Advanced Diploma of Health Sciences in Nuclear Medicine Technology
What are the roles and responsibilities in your current position?
I am a nuclear medicine technologist, currently working casual at the Brantford General Hospital. Some of my roles and responsibilities are to prepare and administer radiopharmaceuticals. These radiopharmaceuticals are also referred to as radioactive isotopes. I use radiation detecting equipment known as gamma cameras to detect for blood flow, organ function, cancer spread, myocardial infarct, and infections. The imaging requires computer processing and image enhancement before the nuclear medicine physician can interpret the images. Many scans that I would perform are bone scanning, cardiac wall motion studies, brain scanning, thyroid and gallbladder tests.
What barriers did you have to overcome to succeed?
When I graduated high school, I wasn’t sure what I wanted to do. I just went to university, and I struggled in the life sciences program. There was no support for Indigenous students back 34 years ago, and I didn’t enjoy university. I then discovered the nuclear medicine technologist program at the Michener Institute in Toronto. I loved the program, it was a small very multicultural class environment, and I fit in well.

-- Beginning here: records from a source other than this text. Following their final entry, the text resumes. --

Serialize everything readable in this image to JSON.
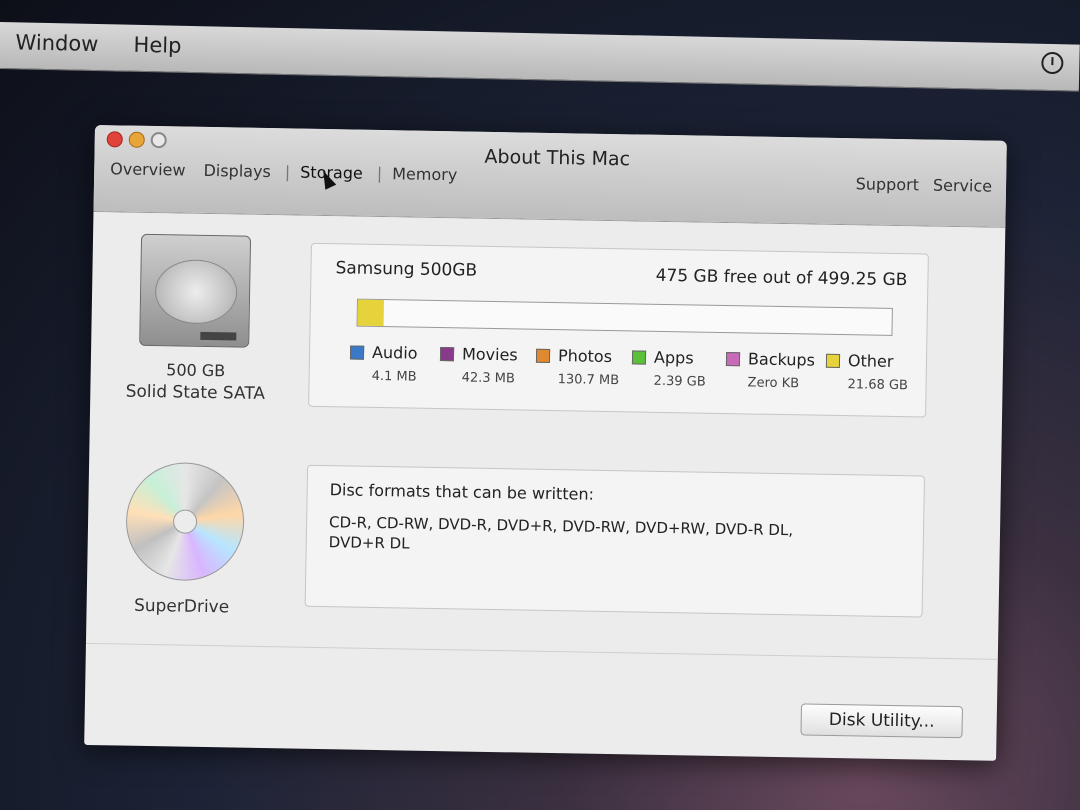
{
  "menubar": {
    "items": [
      {
        "label": "Window"
      },
      {
        "label": "Help"
      }
    ]
  },
  "window": {
    "title": "About This Mac",
    "tabs": [
      {
        "label": "Overview"
      },
      {
        "label": "Displays"
      },
      {
        "label": "Storage"
      },
      {
        "label": "Memory"
      }
    ],
    "active_tab": "Storage",
    "links": [
      {
        "label": "Support"
      },
      {
        "label": "Service"
      }
    ]
  },
  "storage": {
    "drive_caption_1": "500 GB",
    "drive_caption_2": "Solid State SATA",
    "disk_name": "Samsung 500GB",
    "free_text": "475 GB free out of 499.25 GB",
    "used_fraction": 0.049,
    "legend": [
      {
        "label": "Audio",
        "value": "4.1 MB",
        "color": "#3a78c8"
      },
      {
        "label": "Movies",
        "value": "42.3 MB",
        "color": "#8a3a8a"
      },
      {
        "label": "Photos",
        "value": "130.7 MB",
        "color": "#e08a30"
      },
      {
        "label": "Apps",
        "value": "2.39 GB",
        "color": "#5bbf3a"
      },
      {
        "label": "Backups",
        "value": "Zero KB",
        "color": "#c86ab8"
      },
      {
        "label": "Other",
        "value": "21.68 GB",
        "color": "#e6d23a"
      }
    ]
  },
  "superdrive": {
    "caption": "SuperDrive",
    "formats_title": "Disc formats that can be written:",
    "formats_line1": "CD-R, CD-RW, DVD-R, DVD+R, DVD-RW, DVD+RW, DVD-R DL,",
    "formats_line2": "DVD+R DL"
  },
  "buttons": {
    "disk_utility": "Disk Utility..."
  }
}
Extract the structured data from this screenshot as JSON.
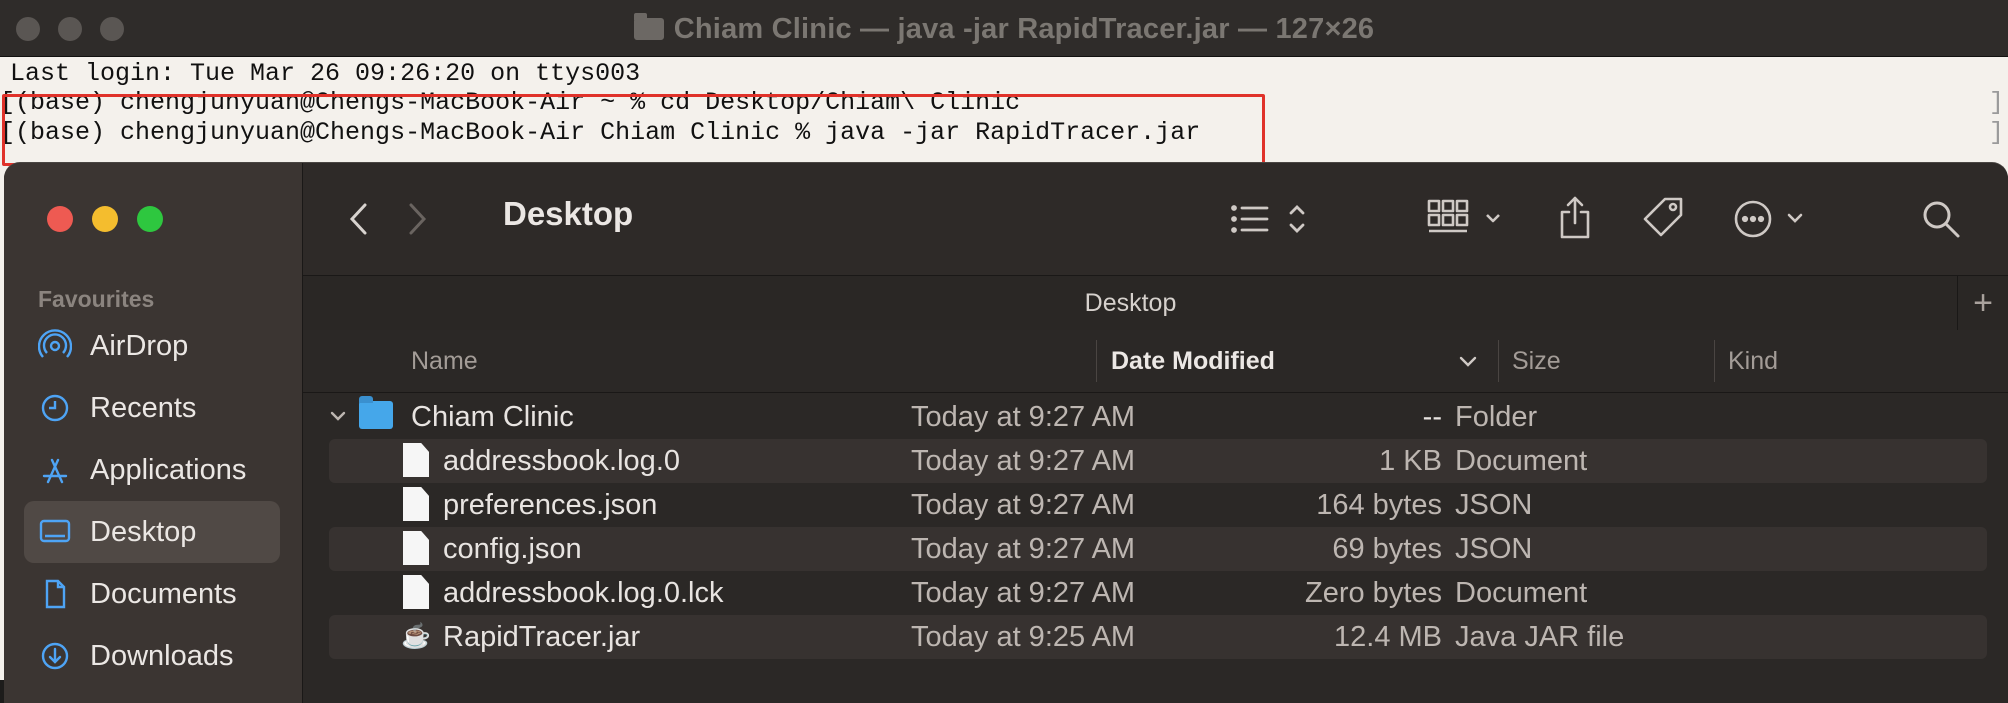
{
  "terminal": {
    "title": "Chiam Clinic — java -jar RapidTracer.jar — 127×26",
    "lines": [
      "Last login: Tue Mar 26 09:26:20 on ttys003",
      "[(base) chengjunyuan@Chengs-MacBook-Air ~ % cd Desktop/Chiam\\ Clinic",
      "[(base) chengjunyuan@Chengs-MacBook-Air Chiam Clinic % java -jar RapidTracer.jar"
    ],
    "bracket": "]",
    "highlight_color": "#e0322a"
  },
  "finder": {
    "title": "Desktop",
    "path_title": "Desktop",
    "path_plus": "+",
    "sidebar": {
      "section": "Favourites",
      "items": [
        {
          "label": "AirDrop",
          "icon": "airdrop-icon"
        },
        {
          "label": "Recents",
          "icon": "clock-icon"
        },
        {
          "label": "Applications",
          "icon": "applications-icon"
        },
        {
          "label": "Desktop",
          "icon": "desktop-icon",
          "active": true
        },
        {
          "label": "Documents",
          "icon": "document-icon"
        },
        {
          "label": "Downloads",
          "icon": "download-icon"
        }
      ]
    },
    "columns": {
      "name": "Name",
      "date": "Date Modified",
      "size": "Size",
      "kind": "Kind"
    },
    "rows": [
      {
        "name": "Chiam Clinic",
        "date": "Today at 9:27 AM",
        "size": "--",
        "kind": "Folder",
        "type": "folder"
      },
      {
        "name": "addressbook.log.0",
        "date": "Today at 9:27 AM",
        "size": "1 KB",
        "kind": "Document",
        "type": "file"
      },
      {
        "name": "preferences.json",
        "date": "Today at 9:27 AM",
        "size": "164 bytes",
        "kind": "JSON",
        "type": "file"
      },
      {
        "name": "config.json",
        "date": "Today at 9:27 AM",
        "size": "69 bytes",
        "kind": "JSON",
        "type": "file"
      },
      {
        "name": "addressbook.log.0.lck",
        "date": "Today at 9:27 AM",
        "size": "Zero bytes",
        "kind": "Document",
        "type": "file"
      },
      {
        "name": "RapidTracer.jar",
        "date": "Today at 9:25 AM",
        "size": "12.4 MB",
        "kind": "Java JAR file",
        "type": "jar"
      }
    ]
  }
}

When I seen the struggles, I had endured in school, I wanted to help others. I am working with Colleen Montour and we are partners in the Haudenosaunee Health Services. Our goal is to help with mentorship and assisting individuals with their health career goals. We are so pleased to have educated health professionals willing to help in our mentorship program!
What is your advice for healthcare students?
I hope by creating Haudenosaunee Health Services we can assist healthcare students in career choices or introduce them to a mentor. I believe if you have a career dream it can be accomplished through many different pathways.